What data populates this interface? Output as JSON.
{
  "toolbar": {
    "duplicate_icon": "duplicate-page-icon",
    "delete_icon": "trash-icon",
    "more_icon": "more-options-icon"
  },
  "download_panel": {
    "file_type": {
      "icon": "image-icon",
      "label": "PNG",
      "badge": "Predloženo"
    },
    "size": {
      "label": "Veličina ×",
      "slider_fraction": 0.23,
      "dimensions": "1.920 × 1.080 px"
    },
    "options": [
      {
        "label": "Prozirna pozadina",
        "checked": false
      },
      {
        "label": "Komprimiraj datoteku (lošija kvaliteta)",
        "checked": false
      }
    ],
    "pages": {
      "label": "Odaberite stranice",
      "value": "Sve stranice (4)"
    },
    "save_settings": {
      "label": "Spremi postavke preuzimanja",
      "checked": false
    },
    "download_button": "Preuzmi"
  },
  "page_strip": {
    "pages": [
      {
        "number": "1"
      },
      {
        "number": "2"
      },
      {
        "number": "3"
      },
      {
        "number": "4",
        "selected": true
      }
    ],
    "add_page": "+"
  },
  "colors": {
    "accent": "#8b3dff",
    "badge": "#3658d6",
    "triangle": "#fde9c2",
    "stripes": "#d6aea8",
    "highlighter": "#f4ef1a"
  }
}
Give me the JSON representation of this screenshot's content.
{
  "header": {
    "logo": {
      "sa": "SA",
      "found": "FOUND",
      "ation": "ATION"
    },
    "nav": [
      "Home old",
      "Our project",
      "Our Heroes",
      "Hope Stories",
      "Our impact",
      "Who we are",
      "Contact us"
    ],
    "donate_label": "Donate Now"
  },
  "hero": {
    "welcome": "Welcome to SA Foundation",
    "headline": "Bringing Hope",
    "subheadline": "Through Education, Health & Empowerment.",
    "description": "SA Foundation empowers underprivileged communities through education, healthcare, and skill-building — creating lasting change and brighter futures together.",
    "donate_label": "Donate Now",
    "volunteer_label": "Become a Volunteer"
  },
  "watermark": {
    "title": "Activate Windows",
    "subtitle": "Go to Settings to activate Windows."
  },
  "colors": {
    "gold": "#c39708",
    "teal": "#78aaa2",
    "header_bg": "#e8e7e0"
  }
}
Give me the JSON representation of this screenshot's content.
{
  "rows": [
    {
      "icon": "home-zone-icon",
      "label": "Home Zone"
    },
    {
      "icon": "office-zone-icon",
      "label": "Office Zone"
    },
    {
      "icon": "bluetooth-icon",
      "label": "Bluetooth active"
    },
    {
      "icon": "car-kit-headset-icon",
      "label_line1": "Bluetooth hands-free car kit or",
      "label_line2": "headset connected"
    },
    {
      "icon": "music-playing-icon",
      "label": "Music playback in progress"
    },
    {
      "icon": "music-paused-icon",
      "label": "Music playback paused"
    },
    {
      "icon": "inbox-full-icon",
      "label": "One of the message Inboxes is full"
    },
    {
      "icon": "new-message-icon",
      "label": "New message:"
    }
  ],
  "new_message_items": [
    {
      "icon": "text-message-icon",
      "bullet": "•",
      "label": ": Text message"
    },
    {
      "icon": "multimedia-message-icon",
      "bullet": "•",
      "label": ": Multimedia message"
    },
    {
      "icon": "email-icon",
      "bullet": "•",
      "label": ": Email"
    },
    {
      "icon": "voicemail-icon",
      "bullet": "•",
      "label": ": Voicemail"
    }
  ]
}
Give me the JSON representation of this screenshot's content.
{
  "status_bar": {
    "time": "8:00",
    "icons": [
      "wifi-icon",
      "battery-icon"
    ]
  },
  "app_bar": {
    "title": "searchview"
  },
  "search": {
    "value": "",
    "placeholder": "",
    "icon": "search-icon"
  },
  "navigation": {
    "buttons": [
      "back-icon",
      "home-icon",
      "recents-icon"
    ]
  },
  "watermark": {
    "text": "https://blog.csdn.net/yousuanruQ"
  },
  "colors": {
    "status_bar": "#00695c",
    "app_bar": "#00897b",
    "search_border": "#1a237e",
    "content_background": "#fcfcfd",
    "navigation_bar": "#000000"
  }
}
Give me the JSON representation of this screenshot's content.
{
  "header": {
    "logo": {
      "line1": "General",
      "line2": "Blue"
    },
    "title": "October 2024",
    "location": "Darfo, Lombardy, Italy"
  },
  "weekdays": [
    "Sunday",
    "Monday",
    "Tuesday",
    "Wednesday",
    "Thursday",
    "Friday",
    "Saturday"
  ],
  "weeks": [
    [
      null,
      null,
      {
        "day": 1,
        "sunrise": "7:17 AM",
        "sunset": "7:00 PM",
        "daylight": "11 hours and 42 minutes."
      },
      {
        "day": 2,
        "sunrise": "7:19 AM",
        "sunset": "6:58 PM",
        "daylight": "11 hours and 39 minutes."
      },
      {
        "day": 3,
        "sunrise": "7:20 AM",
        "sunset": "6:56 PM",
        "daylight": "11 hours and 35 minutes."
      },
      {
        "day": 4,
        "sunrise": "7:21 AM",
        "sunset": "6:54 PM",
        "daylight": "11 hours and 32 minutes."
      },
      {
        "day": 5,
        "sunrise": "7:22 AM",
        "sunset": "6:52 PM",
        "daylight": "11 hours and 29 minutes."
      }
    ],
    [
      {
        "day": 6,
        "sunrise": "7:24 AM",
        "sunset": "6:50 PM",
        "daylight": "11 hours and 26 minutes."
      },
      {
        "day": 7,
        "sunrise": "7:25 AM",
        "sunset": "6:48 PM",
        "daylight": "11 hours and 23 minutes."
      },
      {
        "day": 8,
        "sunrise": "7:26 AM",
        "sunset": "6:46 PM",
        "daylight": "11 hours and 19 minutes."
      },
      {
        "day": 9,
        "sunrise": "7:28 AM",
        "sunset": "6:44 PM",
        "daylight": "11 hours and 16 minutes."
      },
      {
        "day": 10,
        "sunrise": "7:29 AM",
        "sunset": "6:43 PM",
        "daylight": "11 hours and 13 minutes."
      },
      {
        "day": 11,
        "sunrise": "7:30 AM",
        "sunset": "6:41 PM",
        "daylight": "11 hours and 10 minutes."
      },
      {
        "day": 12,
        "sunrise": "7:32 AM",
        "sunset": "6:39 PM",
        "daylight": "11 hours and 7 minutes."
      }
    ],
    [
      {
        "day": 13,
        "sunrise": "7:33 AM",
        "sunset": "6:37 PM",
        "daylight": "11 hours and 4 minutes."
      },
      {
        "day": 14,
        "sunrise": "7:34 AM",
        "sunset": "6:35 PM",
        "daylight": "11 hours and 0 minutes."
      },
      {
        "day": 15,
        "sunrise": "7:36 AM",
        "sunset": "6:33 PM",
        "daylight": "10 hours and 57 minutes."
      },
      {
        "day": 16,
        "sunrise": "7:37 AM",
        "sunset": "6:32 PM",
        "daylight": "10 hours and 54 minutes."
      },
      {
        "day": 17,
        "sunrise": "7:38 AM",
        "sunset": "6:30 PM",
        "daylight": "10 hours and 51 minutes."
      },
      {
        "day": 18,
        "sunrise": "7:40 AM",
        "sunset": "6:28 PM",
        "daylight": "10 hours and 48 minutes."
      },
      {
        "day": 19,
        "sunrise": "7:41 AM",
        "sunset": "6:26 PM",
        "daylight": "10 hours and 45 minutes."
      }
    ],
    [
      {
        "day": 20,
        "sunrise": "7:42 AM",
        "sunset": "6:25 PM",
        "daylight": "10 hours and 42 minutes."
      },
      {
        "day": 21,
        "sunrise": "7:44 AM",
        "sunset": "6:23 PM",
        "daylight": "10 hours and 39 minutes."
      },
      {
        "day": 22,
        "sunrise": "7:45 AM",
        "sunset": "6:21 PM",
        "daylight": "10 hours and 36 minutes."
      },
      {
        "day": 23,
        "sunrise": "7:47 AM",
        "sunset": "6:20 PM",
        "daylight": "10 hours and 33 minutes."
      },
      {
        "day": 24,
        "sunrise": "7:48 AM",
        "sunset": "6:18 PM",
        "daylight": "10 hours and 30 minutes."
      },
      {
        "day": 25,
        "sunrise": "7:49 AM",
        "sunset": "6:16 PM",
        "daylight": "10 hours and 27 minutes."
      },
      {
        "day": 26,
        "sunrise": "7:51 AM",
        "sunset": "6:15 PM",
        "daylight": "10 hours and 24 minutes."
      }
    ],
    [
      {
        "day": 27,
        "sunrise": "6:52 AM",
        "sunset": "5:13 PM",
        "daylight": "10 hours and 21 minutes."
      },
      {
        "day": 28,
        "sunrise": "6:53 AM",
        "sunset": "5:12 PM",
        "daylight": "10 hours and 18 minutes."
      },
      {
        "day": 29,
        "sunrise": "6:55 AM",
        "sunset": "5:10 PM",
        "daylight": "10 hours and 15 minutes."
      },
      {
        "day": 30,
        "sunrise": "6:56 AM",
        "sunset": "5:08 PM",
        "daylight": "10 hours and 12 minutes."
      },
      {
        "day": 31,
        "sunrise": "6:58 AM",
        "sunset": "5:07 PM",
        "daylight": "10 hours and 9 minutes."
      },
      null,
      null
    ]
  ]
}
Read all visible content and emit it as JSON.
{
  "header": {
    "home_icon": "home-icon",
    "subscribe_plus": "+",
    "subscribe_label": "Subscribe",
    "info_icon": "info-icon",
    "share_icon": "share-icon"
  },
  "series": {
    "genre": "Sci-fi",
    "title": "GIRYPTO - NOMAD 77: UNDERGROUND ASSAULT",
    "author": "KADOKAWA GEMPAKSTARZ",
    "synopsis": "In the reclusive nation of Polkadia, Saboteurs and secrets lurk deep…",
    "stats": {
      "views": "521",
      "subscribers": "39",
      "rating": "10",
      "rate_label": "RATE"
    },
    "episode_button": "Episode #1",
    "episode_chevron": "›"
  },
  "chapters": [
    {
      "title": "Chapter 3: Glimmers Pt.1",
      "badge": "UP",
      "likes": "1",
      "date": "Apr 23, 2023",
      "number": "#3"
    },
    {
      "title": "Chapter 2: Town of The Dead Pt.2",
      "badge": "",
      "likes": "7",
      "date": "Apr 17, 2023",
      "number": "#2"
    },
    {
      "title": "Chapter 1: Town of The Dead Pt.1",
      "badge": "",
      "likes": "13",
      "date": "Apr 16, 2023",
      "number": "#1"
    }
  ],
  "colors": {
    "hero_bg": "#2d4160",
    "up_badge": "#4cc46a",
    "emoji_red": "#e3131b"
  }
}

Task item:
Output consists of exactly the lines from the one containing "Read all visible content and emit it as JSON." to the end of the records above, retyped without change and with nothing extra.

Your response:
Read all visible content and emit it as JSON.
{
  "header": {
    "home_icon": "home-icon",
    "subscribe_plus": "+",
    "subscribe_label": "Subscribe",
    "info_icon": "info-icon",
    "share_icon": "share-icon"
  },
  "series": {
    "genre": "Sci-fi",
    "title": "GIRYPTO - NOMAD 77: UNDERGROUND ASSAULT",
    "author": "KADOKAWA GEMPAKSTARZ",
    "synopsis": "In the reclusive nation of Polkadia, Saboteurs and secrets lurk deep…",
    "stats": {
      "views": "521",
      "subscribers": "39",
      "rating": "10",
      "rate_label": "RATE"
    },
    "episode_button": "Episode #1",
    "episode_chevron": "›"
  },
  "chapters": [
    {
      "title": "Chapter 3: Glimmers Pt.1",
      "badge": "UP",
      "likes": "1",
      "date": "Apr 23, 2023",
      "number": "#3"
    },
    {
      "title": "Chapter 2: Town of The Dead Pt.2",
      "badge": "",
      "likes": "7",
      "date": "Apr 17, 2023",
      "number": "#2"
    },
    {
      "title": "Chapter 1: Town of The Dead Pt.1",
      "badge": "",
      "likes": "13",
      "date": "Apr 16, 2023",
      "number": "#1"
    }
  ],
  "colors": {
    "hero_bg": "#2d4160",
    "up_badge": "#4cc46a",
    "emoji_red": "#e3131b"
  }
}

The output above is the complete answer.